Unlike other retailers that have struggled to fend off Amazon and transition from brick-and-mortar to online, Richemont has built a strong presence in online luxury. Since the merger, YNAP has blossomed into a global online powerhouse for luxury goods, with sales growth above 17% in each of the last five quarters.

YNAP’s premise is simple: Luxury transcends boundaries. “Today, we open the doors to the world’s biggest luxury fashion store,” Net-a-Porter founder Natalie Massenet said at the time of the 2015 merger. “It is a store that never closes, a store without geographical borders, a store that connects with, inspires, serves, and offers millions of style-conscious global consumers access to the finest designer labels in fashion.”

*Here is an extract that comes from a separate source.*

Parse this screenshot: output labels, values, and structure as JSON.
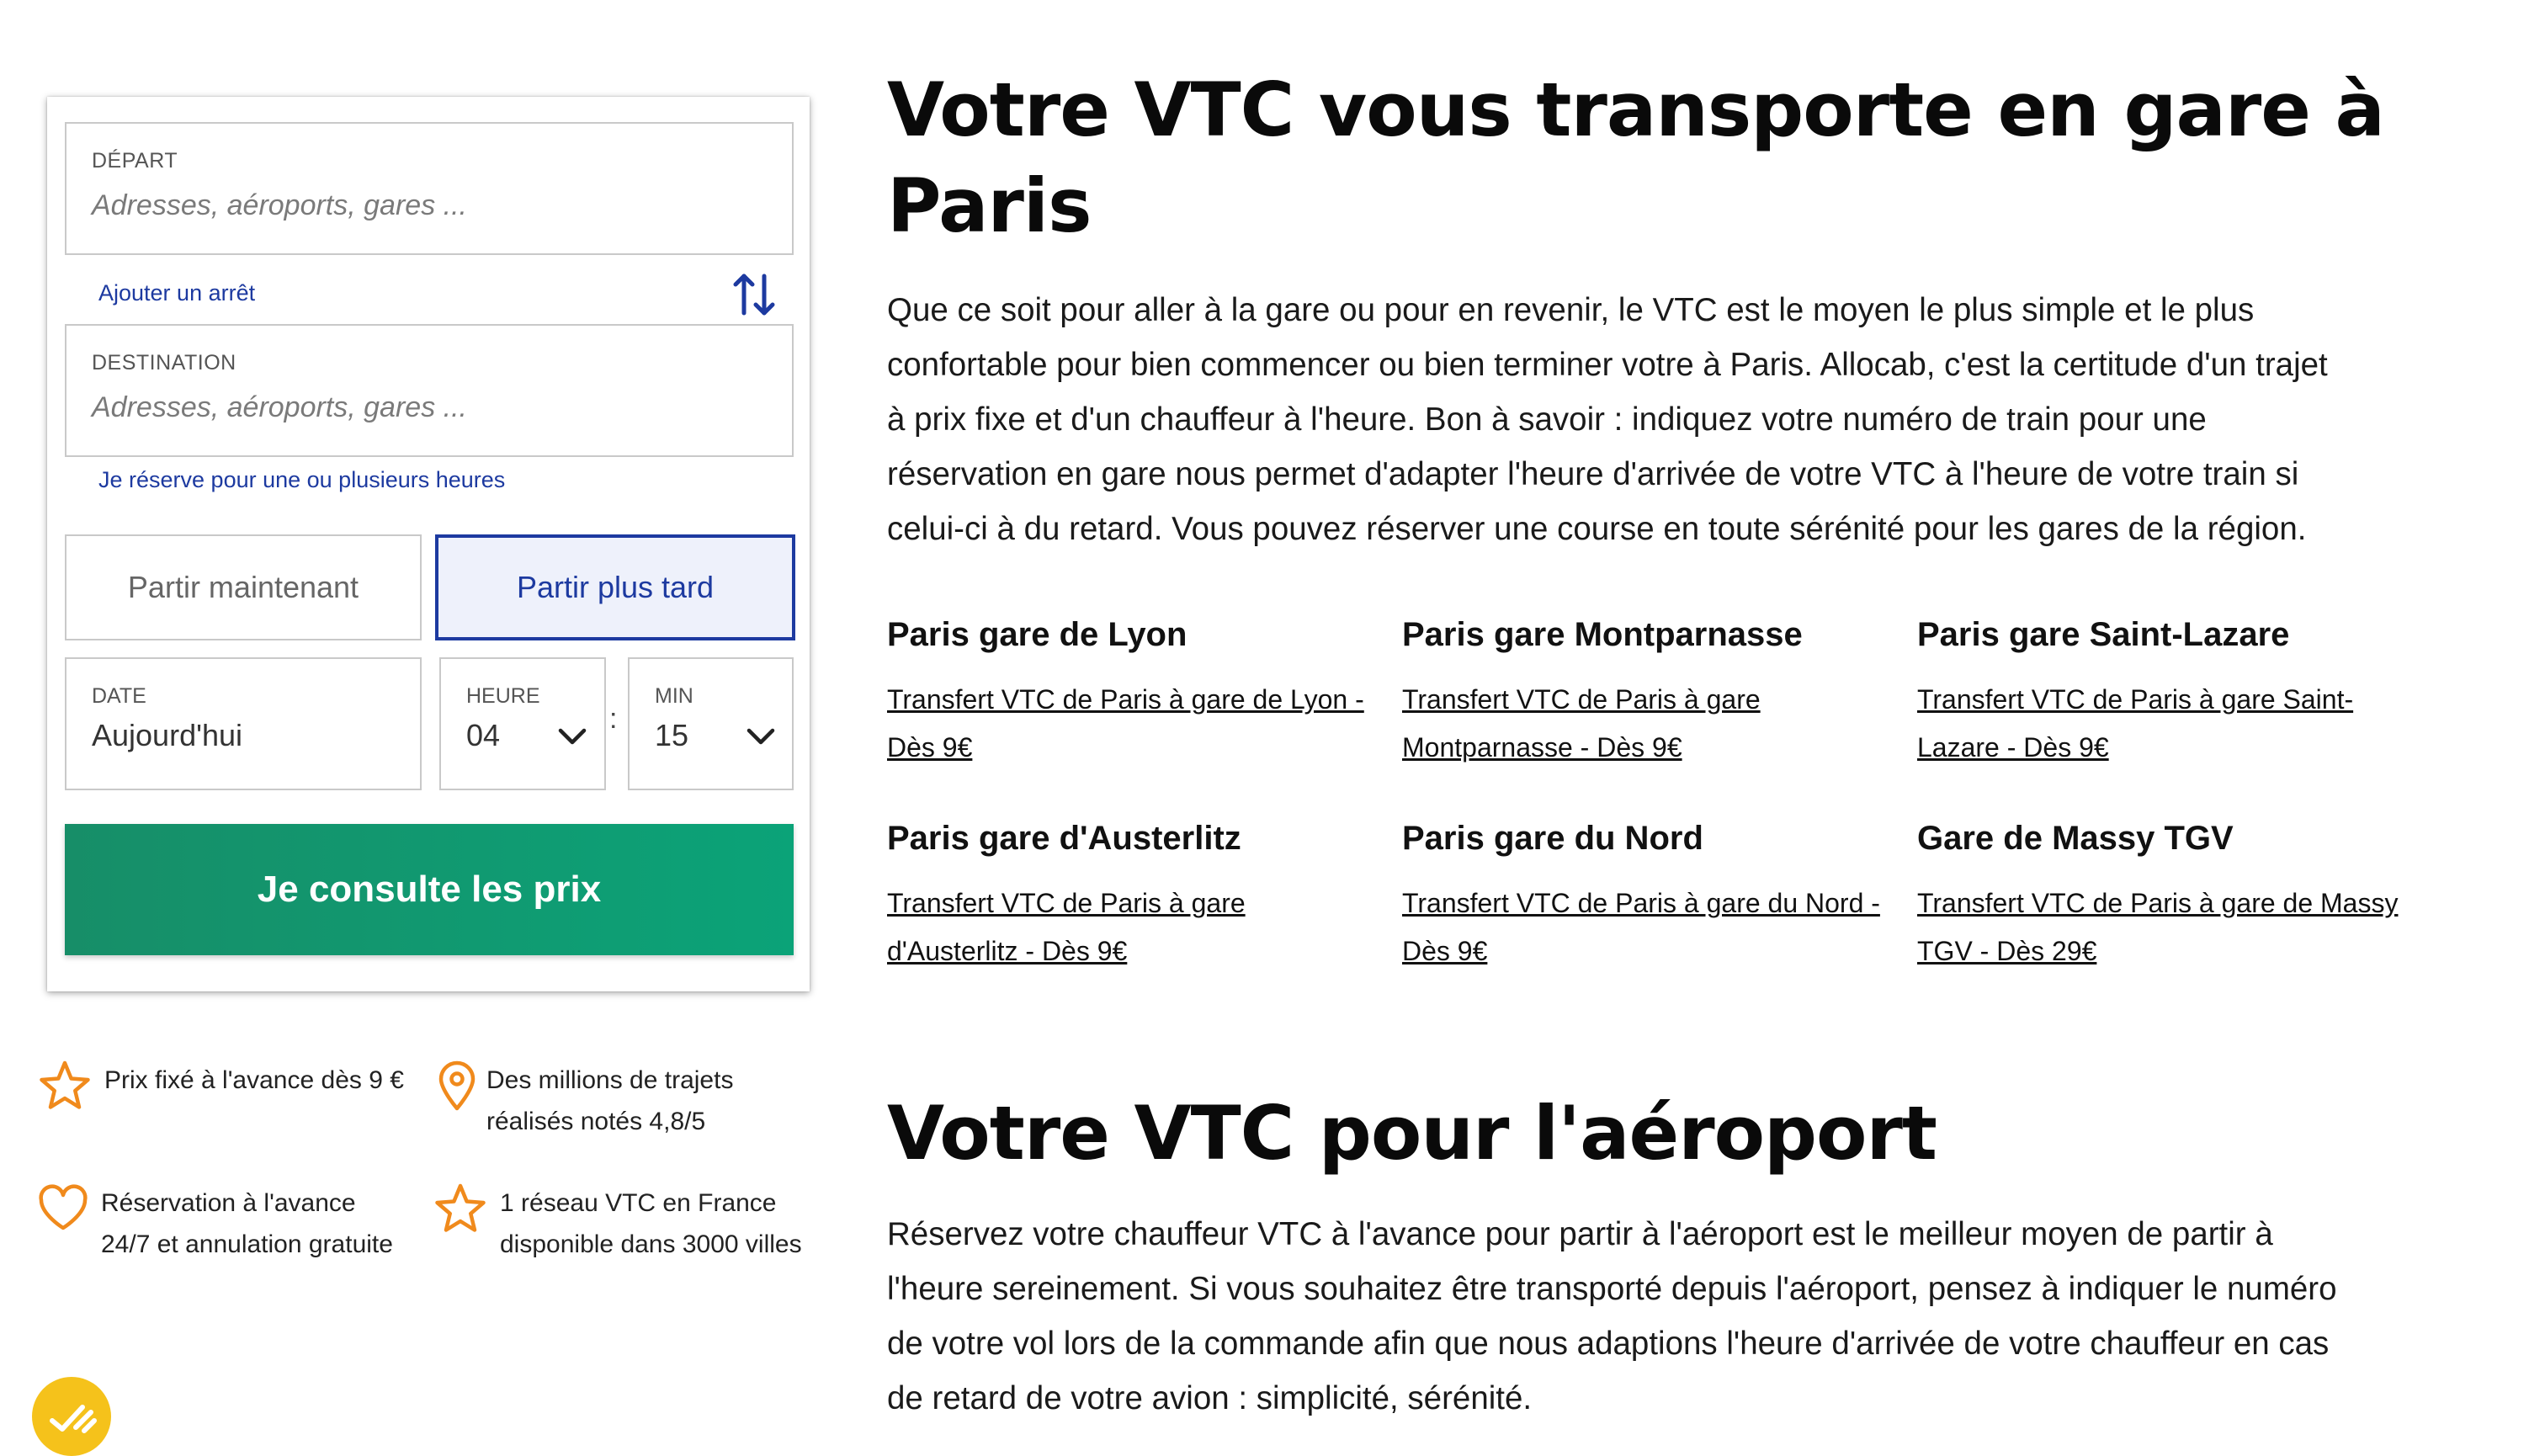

YNAP does most of its business outside the US—in Europe, and some in the Asia-Pacific region. Amazon isn’t an obvious competitor, but like any savvy corporation, Richemont has kept an eye on it. In 2015, Richemont chairman Johann Rupert invited European luxury conglomerate LVMH to join it in building a luxury marketplace that could compete with the likes of Amazon. Rupert reportedly offered LVMH and apparel maker Kering equity in exchange for a commitment to sell on the YNAP platform.

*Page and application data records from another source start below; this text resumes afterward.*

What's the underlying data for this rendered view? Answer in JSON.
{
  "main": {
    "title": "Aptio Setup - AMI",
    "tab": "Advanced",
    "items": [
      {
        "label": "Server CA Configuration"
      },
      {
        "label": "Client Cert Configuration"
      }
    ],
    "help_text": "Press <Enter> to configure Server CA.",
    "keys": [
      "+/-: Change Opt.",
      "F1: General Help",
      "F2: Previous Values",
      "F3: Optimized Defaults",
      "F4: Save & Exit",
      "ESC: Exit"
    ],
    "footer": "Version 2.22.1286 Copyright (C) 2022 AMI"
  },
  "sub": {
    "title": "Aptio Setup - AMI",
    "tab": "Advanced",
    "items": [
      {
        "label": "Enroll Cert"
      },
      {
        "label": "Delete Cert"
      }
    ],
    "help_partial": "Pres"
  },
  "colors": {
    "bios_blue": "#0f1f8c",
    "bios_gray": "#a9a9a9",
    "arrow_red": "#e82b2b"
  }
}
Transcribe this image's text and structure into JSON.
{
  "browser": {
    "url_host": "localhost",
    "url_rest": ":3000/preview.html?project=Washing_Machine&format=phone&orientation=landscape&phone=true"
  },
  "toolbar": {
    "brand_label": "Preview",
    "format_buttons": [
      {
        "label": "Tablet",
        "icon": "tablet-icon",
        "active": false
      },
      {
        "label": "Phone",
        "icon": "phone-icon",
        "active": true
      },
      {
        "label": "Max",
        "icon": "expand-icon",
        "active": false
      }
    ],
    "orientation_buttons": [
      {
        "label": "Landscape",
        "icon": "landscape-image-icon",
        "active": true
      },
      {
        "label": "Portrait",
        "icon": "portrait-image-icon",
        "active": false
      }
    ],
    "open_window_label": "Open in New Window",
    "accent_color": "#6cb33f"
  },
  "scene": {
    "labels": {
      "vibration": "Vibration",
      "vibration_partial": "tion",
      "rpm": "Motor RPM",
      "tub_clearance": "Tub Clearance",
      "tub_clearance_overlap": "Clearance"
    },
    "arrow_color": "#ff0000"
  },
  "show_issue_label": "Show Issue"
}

The company has also specialized in designing websites for luxury brands, and built a logistics operation that delivers good to shoppers in days. YNAP manages online flagship stores for brands including Kering, Ferrari, Armani, and Chloe. Scaling luxury online is inherently tricky, since to be prestigious these goods typically also must be expensive and scarce.

That might also explain why Amazon, the proverbial Everything Store, has struggled to break into luxury. Amazon’s customer-obsessed business is devoted to making goods more available, not less. Amazon relentlessly drives down prices and increases its own inventory. The company even has a collection of its own brands that range from clothing to handbags to cleaning products.

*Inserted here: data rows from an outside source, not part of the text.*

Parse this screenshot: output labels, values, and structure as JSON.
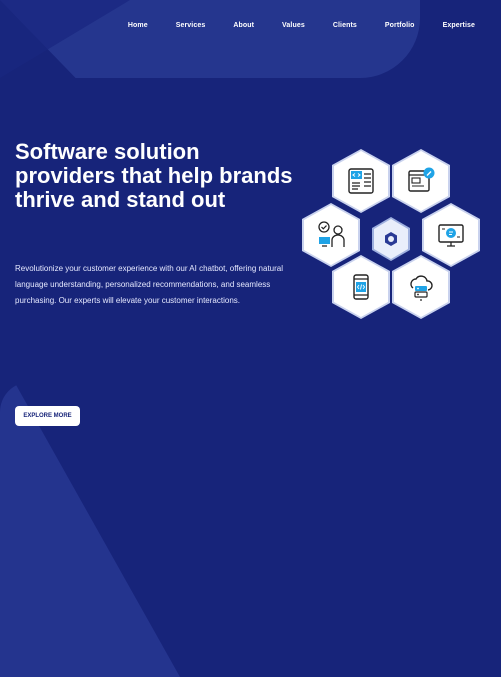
{
  "nav": {
    "items": [
      "Home",
      "Services",
      "About",
      "Values",
      "Clients",
      "Portfolio",
      "Expertise"
    ]
  },
  "hero": {
    "title": "Software solution providers that help brands thrive and stand out",
    "description": "Revolutionize your customer experience with our AI chatbot, offering natural language understanding, personalized recommendations, and seamless purchasing. Our experts will elevate your customer interactions.",
    "cta_label": "EXPLORE MORE"
  },
  "icons": [
    "code-editor-icon",
    "browser-edit-icon",
    "developer-person-icon",
    "center-logo-icon",
    "monitor-chat-icon",
    "mobile-code-icon",
    "cloud-server-icon"
  ],
  "colors": {
    "background": "#17247a",
    "accent": "#2a3a95",
    "icon_blue": "#1fa3e6"
  }
}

Amazon has tried to get into luxury, but brands so far aren’t interested. In 2016, LVMH said there was “no way” it would do business with Amazon. “We believe the business of Amazon does not fit with LVMH, full stop,” chief financial officer Jean-Jacques Guiony told investors on a conference call. German sandal maker Birkenstock cut ties with Amazon that same year, saying the company created “an environment where we experience unacceptable business practices which we believe jeopardize our brand.” Swatch Group reportedly stopped talks to sell high-end watches on Amazon last year, after the company wouldn’t commit to proactively policing its site for counterfeits and sales from unauthorized merchants.

It’s not every day that Amazon shows areas of weakness. Luxury is one of them. No wonder Richemont is doubling down.